I watched this programme from Sky in July when it launched. It is based on interviews with a wide range of successful sports leaders.
I suppose we should start off with what does success mean to you? I was adequate at sports but nowhere near the skill level of the interviewees here. I have been a leader but probably preferred to be a number 2, out of the limelight. What are you looking to be?
Interestingly enough, at the end of this 2-hour documentary, the achievements for these very successful leaders weren’t about how many cups or championships they had won but was more to do with them being remembered as a good person, being important to their family and friends, giving back, and the impact and support they gave to others. All quite refreshing really.
Over the last six months, having watched the documentary twice, I have attempted to write down key learnings which can be applied in any sport or business. Hopefully this will have some key learning points for you to. I know when I was a leader I learnt more as a leader in hard times and as a person in the difficult periods of my life.
A lot seemed to hinge on the values inherited from parents, or possibly teachers, and in some cases the trauma of losing a parent. What sacrifices were made, how driven and supportive were the family, what was the work ethic handed down to these future leaders – talents, attitude, state of mind, hard work and in some cases luck. Encouraged to play sport with invaluable parent/ grandparent support.
What are you looking for in your team? People with personality, strength of character, desire, determination and perseverance. Driven people aren’t always easy to manage. How do you build a family feel to the team and cope with those exceptional players/employees who don’t quite fit the mould? How do you get different teams to work together whilst building the infrastructure?
Often difficult decisions need to be made. An individual can’t be bigger than the team. The maverick needs to have the trust of the team. When it doesn’t work out, being truthful and dealing with situations is very important. Passengers need to be dealt with. An environment needs to be built for everybody to thrive. It is always difficult to balance talent and bad behaviour which needs to be tackled. Loyalty, integrity and truthfulness need to be cornerstones of the culture.
Good planning, you don’t know what is round the corner, take advantage of every moment, do things differently, being ahead of the curve. Aspire for the future, camaraderie, smile on their faces, having happy players, no controversy – have it out. Professional family, mistakes OK, learn from them, protect the players with the leader taking the flack, taking the pressure off the team.
Stick to your word, trust authenticity, good listening skills seemed to recur the most from these interviews. With out these skills the belief in the team or organisations cannot possibly follow. The leader needs to have respect built over a long period of time showing consistency.
- open state of mind and attention to detail seems to be a prerequisite.
- Keep getting better through learning, getting the best out of people,
- being the best that they could be. Empathy,

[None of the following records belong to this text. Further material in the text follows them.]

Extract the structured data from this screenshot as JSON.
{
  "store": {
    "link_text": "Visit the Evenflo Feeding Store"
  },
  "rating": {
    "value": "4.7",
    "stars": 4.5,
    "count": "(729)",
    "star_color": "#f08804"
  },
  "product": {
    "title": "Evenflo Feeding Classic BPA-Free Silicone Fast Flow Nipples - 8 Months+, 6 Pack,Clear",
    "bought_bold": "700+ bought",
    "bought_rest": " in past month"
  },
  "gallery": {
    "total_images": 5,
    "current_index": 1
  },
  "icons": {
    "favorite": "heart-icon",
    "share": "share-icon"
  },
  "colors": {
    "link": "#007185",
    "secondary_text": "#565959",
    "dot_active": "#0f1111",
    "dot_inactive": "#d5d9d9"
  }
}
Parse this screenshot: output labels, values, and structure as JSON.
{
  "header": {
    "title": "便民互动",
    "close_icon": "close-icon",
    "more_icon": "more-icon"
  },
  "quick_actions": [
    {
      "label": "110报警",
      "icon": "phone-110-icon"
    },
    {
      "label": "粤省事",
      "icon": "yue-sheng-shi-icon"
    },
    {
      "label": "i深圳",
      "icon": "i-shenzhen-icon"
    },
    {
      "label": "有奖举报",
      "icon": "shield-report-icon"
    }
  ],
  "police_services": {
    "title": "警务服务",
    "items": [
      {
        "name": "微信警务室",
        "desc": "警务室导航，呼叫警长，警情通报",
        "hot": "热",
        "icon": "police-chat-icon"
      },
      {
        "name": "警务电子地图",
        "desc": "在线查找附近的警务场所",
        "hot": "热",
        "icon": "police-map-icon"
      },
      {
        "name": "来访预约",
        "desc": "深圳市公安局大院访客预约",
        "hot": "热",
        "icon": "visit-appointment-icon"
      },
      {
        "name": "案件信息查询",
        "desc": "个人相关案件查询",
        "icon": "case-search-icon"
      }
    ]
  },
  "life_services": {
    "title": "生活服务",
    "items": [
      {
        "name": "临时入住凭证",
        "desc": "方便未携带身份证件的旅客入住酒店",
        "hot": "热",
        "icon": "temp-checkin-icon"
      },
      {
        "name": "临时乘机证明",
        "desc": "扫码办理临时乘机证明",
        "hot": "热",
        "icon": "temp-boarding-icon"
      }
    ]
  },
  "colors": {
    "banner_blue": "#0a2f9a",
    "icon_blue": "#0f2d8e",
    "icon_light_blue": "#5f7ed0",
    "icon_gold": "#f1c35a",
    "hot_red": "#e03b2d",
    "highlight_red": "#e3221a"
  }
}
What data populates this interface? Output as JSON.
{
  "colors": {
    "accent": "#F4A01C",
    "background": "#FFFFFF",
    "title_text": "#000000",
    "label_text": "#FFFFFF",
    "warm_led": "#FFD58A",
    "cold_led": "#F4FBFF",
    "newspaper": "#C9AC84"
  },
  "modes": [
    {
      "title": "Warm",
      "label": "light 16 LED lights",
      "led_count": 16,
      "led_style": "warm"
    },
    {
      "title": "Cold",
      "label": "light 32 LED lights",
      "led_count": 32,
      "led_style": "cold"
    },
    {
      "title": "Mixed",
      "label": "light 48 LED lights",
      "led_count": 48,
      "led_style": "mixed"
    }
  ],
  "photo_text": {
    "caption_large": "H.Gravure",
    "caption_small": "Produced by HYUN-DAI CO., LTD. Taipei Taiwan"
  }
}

- listen to understand,
- care for your team and help them play.
Dealing with the fear of failure
- being professional,
- no complacency,
- risk taking,
- taking the pressure off the team member at key pressure times also seems so important.
How do these leaders deal with the fear of failure when the pressure can be so great and the gap between success and failure being so small? How to take the threat away but continue to make it a challenge to overcome. Often the leader’s job is on the line, yet they still need to lead in a way that does not impact the team in a negative way.
Communication skills are vital, keep looking forward, take your team with you. How do you make doubters into believers? Motivation from a leader’s actions and speaking from the heart can help ease the minds of the players to be at their best. The leader taking any flack can also take the pressure off teams. Being special and feeling proud whilst being in a safe environment are good stepping stones.
Sport is normally an entertainment business. How does a leader balance style with results? Challenge based rather than a threat. How does a team complement each other and enjoy the team bond and subsequent success.
So how do the attributes of being a successful leader in sport apply to leaders in business? I believe most of the messages above apply in one form or another. The values of the organisation and everybody walking the talk. Looking to improve at every stage. Giving absolutely everything. Keep refreshing. Keep challenging yourself as a leader. Being professional and at the same time enjoying each other’s company and having some fun. You can’t keep people happy all of the time. Deal with friction and air any difficult topics.
Different leaders have different ways of building successful teams, and I would strongly advise you to watch Secrets of Success, a very worthwhile 2 hours spent. Good leadership is a combination of coaching, leadership and team building, If you want a mentor to support you becoming a great leader, get in touch with firstname.lastname@example.org